(Dataset rows describing interfaces)
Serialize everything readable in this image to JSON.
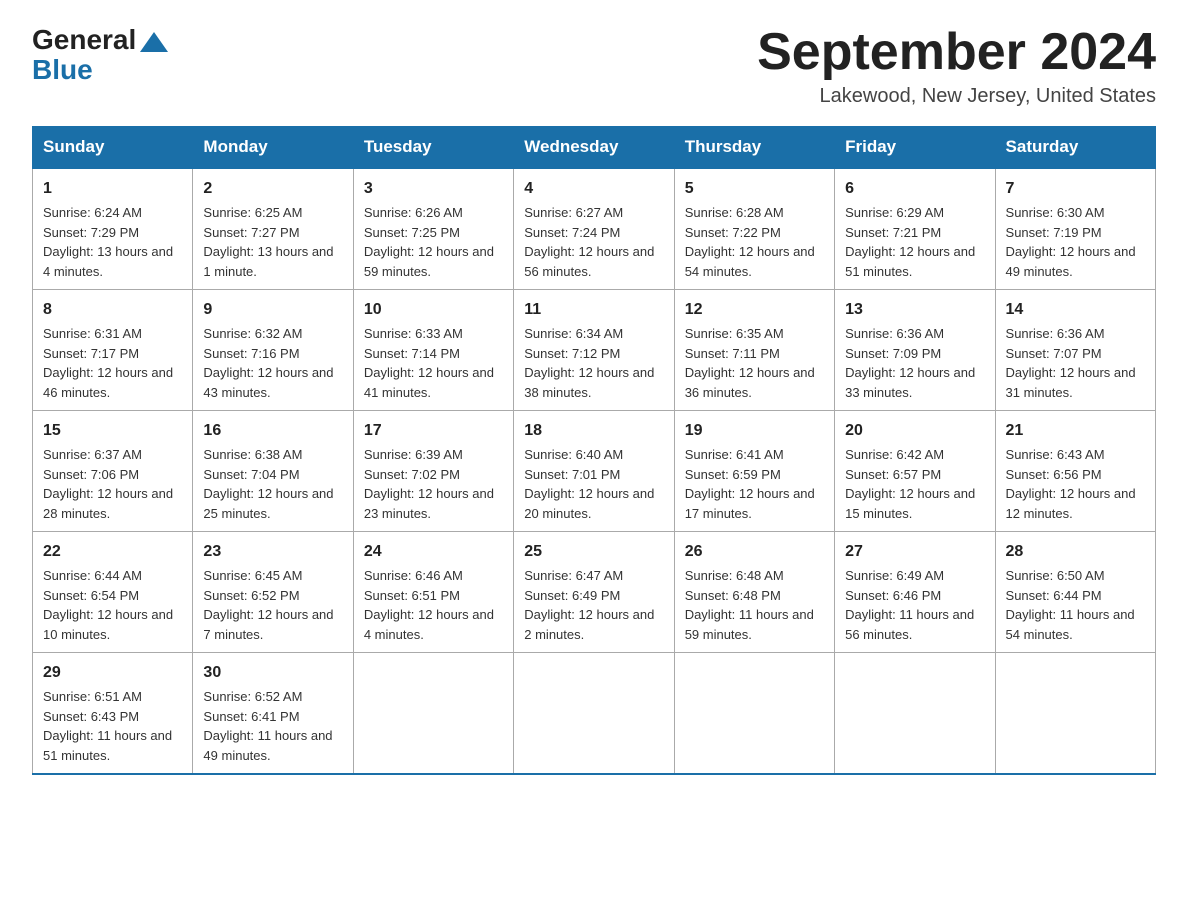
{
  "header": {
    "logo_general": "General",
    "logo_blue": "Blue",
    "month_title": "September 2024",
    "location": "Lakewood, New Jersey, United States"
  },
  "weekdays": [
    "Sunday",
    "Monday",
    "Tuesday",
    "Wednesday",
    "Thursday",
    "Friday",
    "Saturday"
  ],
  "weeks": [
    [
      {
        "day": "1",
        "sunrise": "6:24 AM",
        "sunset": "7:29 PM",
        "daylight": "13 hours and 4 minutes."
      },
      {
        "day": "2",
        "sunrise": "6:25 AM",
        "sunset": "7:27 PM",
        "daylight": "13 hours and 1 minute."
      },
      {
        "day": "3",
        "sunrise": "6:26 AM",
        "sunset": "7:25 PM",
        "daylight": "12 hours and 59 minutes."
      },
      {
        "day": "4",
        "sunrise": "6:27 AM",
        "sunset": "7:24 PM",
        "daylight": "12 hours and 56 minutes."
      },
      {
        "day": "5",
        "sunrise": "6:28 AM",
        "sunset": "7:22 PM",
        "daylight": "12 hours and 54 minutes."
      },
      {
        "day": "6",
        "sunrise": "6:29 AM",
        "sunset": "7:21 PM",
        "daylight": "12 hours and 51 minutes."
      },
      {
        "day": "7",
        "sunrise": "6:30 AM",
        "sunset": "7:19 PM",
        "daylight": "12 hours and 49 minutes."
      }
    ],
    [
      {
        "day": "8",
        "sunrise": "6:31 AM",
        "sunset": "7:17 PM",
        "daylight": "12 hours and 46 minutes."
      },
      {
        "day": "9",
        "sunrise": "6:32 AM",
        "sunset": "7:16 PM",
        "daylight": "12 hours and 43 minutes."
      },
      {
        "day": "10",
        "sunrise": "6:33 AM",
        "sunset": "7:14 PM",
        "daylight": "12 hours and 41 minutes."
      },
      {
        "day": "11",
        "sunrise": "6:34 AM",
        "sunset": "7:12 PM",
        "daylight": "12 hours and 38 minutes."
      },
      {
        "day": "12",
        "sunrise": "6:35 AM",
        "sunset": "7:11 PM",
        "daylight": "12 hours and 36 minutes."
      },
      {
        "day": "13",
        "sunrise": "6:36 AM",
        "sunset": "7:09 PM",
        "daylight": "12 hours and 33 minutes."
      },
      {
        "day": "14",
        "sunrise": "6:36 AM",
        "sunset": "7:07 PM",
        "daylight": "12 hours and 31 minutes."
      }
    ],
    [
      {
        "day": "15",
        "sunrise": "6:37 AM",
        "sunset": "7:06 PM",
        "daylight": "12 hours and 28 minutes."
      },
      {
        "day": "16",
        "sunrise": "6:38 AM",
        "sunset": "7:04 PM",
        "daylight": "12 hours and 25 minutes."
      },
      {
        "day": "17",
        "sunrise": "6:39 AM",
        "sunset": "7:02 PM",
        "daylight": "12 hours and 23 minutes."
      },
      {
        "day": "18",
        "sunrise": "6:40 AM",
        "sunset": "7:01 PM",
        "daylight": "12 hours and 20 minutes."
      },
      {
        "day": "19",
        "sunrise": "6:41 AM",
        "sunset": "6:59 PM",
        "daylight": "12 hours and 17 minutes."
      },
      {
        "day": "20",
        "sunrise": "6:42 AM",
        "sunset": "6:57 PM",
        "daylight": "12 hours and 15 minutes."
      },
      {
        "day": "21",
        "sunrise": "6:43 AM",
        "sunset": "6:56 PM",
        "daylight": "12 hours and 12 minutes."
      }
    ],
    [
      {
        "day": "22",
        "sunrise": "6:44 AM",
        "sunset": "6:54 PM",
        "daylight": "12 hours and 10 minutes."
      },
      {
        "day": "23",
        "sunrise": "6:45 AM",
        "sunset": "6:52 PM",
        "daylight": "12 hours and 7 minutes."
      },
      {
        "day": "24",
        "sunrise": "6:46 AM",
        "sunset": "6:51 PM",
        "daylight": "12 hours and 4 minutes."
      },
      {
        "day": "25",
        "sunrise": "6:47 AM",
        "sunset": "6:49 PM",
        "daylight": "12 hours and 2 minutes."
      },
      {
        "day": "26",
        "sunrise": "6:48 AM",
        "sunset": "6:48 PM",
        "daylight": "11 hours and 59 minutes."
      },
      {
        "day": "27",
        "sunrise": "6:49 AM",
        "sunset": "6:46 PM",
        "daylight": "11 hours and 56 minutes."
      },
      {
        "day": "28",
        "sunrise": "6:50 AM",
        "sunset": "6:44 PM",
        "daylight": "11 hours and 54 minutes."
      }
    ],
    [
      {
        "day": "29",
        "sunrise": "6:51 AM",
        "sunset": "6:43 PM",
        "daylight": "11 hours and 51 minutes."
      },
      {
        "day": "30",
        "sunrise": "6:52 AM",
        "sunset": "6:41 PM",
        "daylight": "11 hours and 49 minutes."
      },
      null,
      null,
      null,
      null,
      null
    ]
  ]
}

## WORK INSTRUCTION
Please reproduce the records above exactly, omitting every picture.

## SOLUTION TO THIS TASK
Serialize everything readable in this image to JSON.
{
  "header": {
    "logo_general": "General",
    "logo_blue": "Blue",
    "month_title": "September 2024",
    "location": "Lakewood, New Jersey, United States"
  },
  "weekdays": [
    "Sunday",
    "Monday",
    "Tuesday",
    "Wednesday",
    "Thursday",
    "Friday",
    "Saturday"
  ],
  "weeks": [
    [
      {
        "day": "1",
        "sunrise": "6:24 AM",
        "sunset": "7:29 PM",
        "daylight": "13 hours and 4 minutes."
      },
      {
        "day": "2",
        "sunrise": "6:25 AM",
        "sunset": "7:27 PM",
        "daylight": "13 hours and 1 minute."
      },
      {
        "day": "3",
        "sunrise": "6:26 AM",
        "sunset": "7:25 PM",
        "daylight": "12 hours and 59 minutes."
      },
      {
        "day": "4",
        "sunrise": "6:27 AM",
        "sunset": "7:24 PM",
        "daylight": "12 hours and 56 minutes."
      },
      {
        "day": "5",
        "sunrise": "6:28 AM",
        "sunset": "7:22 PM",
        "daylight": "12 hours and 54 minutes."
      },
      {
        "day": "6",
        "sunrise": "6:29 AM",
        "sunset": "7:21 PM",
        "daylight": "12 hours and 51 minutes."
      },
      {
        "day": "7",
        "sunrise": "6:30 AM",
        "sunset": "7:19 PM",
        "daylight": "12 hours and 49 minutes."
      }
    ],
    [
      {
        "day": "8",
        "sunrise": "6:31 AM",
        "sunset": "7:17 PM",
        "daylight": "12 hours and 46 minutes."
      },
      {
        "day": "9",
        "sunrise": "6:32 AM",
        "sunset": "7:16 PM",
        "daylight": "12 hours and 43 minutes."
      },
      {
        "day": "10",
        "sunrise": "6:33 AM",
        "sunset": "7:14 PM",
        "daylight": "12 hours and 41 minutes."
      },
      {
        "day": "11",
        "sunrise": "6:34 AM",
        "sunset": "7:12 PM",
        "daylight": "12 hours and 38 minutes."
      },
      {
        "day": "12",
        "sunrise": "6:35 AM",
        "sunset": "7:11 PM",
        "daylight": "12 hours and 36 minutes."
      },
      {
        "day": "13",
        "sunrise": "6:36 AM",
        "sunset": "7:09 PM",
        "daylight": "12 hours and 33 minutes."
      },
      {
        "day": "14",
        "sunrise": "6:36 AM",
        "sunset": "7:07 PM",
        "daylight": "12 hours and 31 minutes."
      }
    ],
    [
      {
        "day": "15",
        "sunrise": "6:37 AM",
        "sunset": "7:06 PM",
        "daylight": "12 hours and 28 minutes."
      },
      {
        "day": "16",
        "sunrise": "6:38 AM",
        "sunset": "7:04 PM",
        "daylight": "12 hours and 25 minutes."
      },
      {
        "day": "17",
        "sunrise": "6:39 AM",
        "sunset": "7:02 PM",
        "daylight": "12 hours and 23 minutes."
      },
      {
        "day": "18",
        "sunrise": "6:40 AM",
        "sunset": "7:01 PM",
        "daylight": "12 hours and 20 minutes."
      },
      {
        "day": "19",
        "sunrise": "6:41 AM",
        "sunset": "6:59 PM",
        "daylight": "12 hours and 17 minutes."
      },
      {
        "day": "20",
        "sunrise": "6:42 AM",
        "sunset": "6:57 PM",
        "daylight": "12 hours and 15 minutes."
      },
      {
        "day": "21",
        "sunrise": "6:43 AM",
        "sunset": "6:56 PM",
        "daylight": "12 hours and 12 minutes."
      }
    ],
    [
      {
        "day": "22",
        "sunrise": "6:44 AM",
        "sunset": "6:54 PM",
        "daylight": "12 hours and 10 minutes."
      },
      {
        "day": "23",
        "sunrise": "6:45 AM",
        "sunset": "6:52 PM",
        "daylight": "12 hours and 7 minutes."
      },
      {
        "day": "24",
        "sunrise": "6:46 AM",
        "sunset": "6:51 PM",
        "daylight": "12 hours and 4 minutes."
      },
      {
        "day": "25",
        "sunrise": "6:47 AM",
        "sunset": "6:49 PM",
        "daylight": "12 hours and 2 minutes."
      },
      {
        "day": "26",
        "sunrise": "6:48 AM",
        "sunset": "6:48 PM",
        "daylight": "11 hours and 59 minutes."
      },
      {
        "day": "27",
        "sunrise": "6:49 AM",
        "sunset": "6:46 PM",
        "daylight": "11 hours and 56 minutes."
      },
      {
        "day": "28",
        "sunrise": "6:50 AM",
        "sunset": "6:44 PM",
        "daylight": "11 hours and 54 minutes."
      }
    ],
    [
      {
        "day": "29",
        "sunrise": "6:51 AM",
        "sunset": "6:43 PM",
        "daylight": "11 hours and 51 minutes."
      },
      {
        "day": "30",
        "sunrise": "6:52 AM",
        "sunset": "6:41 PM",
        "daylight": "11 hours and 49 minutes."
      },
      null,
      null,
      null,
      null,
      null
    ]
  ]
}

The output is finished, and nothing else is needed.